Well yes, as is slowly becoming obvious. Deltoid reports USA today (or you can also look at the full Mashey). In the curious world of academe (which I presume Wegman aspires to) plagiarism is a no-no far more serious that just getting the wrong answer; and has the virtue of being fairly easy to spot.
But whilst plagiarism is bad (possibly even fatal) for your academic reputation, it doesn’t directly say anything about science, or the validity of conclusions. It is evidence that the author has been sloppy and – in this case – bolsters the argument that the author didn’t really understand what he was doing, or was deliberately misleading.
And that is the important bit: that the Wegman report’s slavish copying of M&M lead them to incorrectly evaluate MBH. For that you need to plough through the detail at Deep Climate (as briefly ref’d by me).
To quote DC directly:
Wegman et al took the M&M critique of MBH at face value, and deliberately excluded all substantive discussion of scientific literature answering M&M (especially Wahl and Ammann).
Wegman et al completely misunderstood the M&M simulation methodology, and claimed that M&M had demonstrated that the MBH short-centered PCA would mine for “hockey sticks”, even from low-order, low-correlation AR1(.2) red noise. But in fact the displayed figure (4.4) was taken from the top 1% of simulated PC1s generated from high-correlation, high-persistence ARFIMA-based noise, as archived by M&M. (And I also show that simulations based on AR1(.2) noise would have shown much less evidence of bias from “short-centered” PCA, even if one focuses only on PC1).
The point about what you can get done for is interesting, though, and worth a little musing. It is (obviously) unacceptable to zap researchers for just getting the wrong answer; that would be too big a constraint on academic freedom (sliding gracefully over the question of whether that applies to reports to Congress). But in the normal course of things, Wegman’s report would be a paper, and it would have been subject to peer review.
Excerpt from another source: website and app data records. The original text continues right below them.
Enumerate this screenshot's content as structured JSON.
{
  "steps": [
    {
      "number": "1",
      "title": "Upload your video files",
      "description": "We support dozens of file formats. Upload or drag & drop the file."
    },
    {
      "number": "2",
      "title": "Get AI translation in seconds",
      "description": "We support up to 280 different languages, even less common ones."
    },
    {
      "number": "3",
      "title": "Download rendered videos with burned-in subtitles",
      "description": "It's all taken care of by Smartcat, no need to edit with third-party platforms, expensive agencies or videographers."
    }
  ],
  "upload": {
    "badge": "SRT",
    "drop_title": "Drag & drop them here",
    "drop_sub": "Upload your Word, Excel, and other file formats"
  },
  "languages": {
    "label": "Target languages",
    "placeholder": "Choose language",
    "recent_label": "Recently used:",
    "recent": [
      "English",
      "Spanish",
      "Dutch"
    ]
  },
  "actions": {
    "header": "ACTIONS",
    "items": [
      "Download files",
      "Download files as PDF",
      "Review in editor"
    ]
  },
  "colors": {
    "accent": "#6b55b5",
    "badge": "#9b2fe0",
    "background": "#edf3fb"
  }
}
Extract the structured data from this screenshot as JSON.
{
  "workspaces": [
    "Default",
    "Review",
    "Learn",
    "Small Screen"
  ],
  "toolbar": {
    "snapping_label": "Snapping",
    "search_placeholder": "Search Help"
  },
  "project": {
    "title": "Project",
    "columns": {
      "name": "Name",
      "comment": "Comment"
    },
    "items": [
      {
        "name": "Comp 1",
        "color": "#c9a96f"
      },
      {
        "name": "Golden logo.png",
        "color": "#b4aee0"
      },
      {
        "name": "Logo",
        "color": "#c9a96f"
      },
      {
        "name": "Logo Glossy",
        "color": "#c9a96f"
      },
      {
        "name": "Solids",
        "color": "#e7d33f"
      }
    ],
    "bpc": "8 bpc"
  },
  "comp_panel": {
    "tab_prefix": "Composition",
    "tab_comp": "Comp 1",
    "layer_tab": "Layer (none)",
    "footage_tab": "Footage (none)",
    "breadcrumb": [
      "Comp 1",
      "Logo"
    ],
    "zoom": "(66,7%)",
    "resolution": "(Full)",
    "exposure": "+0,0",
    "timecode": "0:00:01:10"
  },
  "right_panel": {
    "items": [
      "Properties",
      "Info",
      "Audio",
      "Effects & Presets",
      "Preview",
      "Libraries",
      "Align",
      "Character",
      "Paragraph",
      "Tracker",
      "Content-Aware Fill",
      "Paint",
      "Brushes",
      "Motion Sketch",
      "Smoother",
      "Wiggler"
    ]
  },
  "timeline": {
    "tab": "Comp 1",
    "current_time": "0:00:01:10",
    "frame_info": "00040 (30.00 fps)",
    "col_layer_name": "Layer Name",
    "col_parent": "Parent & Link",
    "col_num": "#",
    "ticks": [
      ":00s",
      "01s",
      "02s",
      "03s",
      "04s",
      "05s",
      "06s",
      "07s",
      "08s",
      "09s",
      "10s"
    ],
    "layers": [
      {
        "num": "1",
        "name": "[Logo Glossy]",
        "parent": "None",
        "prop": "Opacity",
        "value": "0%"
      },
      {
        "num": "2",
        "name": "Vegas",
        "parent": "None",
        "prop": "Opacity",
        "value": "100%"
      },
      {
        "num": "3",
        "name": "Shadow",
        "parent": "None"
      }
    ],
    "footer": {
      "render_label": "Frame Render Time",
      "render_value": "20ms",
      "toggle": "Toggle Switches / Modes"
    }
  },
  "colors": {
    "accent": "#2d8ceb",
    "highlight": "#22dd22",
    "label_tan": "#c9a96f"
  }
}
And quite likely it would have failed, for the plagiarism. It might well have failed for the science, too, for the problems that DC found. But if had it passed, it would then have been open to a reply in the literature, which it isn’t really now. Having decided that you can’t zap them for the wrong answer, you’re then left not being able to zap them for deliberately getting the wrong answer, and tenaciously clinging to the wrong answer despite the evidence; this seems regrettable.